------ Dataset entries ------
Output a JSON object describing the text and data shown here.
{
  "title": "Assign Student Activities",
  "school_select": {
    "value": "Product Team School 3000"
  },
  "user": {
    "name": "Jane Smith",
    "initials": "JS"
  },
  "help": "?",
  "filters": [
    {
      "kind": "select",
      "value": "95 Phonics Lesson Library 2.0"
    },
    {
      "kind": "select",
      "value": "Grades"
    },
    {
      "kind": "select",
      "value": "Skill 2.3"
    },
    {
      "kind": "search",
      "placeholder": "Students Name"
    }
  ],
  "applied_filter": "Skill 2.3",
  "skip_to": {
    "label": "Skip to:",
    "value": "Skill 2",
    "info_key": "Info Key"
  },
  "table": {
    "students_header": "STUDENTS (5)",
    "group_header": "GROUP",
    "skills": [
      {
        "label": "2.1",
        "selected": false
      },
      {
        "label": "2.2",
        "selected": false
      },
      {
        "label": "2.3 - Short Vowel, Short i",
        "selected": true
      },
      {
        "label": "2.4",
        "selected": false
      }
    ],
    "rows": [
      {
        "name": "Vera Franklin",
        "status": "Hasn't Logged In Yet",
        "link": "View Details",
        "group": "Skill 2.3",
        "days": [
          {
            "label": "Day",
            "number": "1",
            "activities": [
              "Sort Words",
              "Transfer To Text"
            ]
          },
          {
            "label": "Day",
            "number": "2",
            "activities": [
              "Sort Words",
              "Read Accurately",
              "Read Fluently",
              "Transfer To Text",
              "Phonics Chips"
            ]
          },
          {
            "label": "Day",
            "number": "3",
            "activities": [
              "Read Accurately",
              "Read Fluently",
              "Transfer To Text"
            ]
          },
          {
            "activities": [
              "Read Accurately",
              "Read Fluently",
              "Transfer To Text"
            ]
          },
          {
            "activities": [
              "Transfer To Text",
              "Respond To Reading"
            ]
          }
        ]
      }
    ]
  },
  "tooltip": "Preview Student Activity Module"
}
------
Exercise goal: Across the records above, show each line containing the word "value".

Exercise result:
    "value": "Product Team School 3000"
      "value": "95 Phonics Lesson Library 2.0"
      "value": "Grades"
      "value": "Skill 2.3"
    "value": "Skill 2",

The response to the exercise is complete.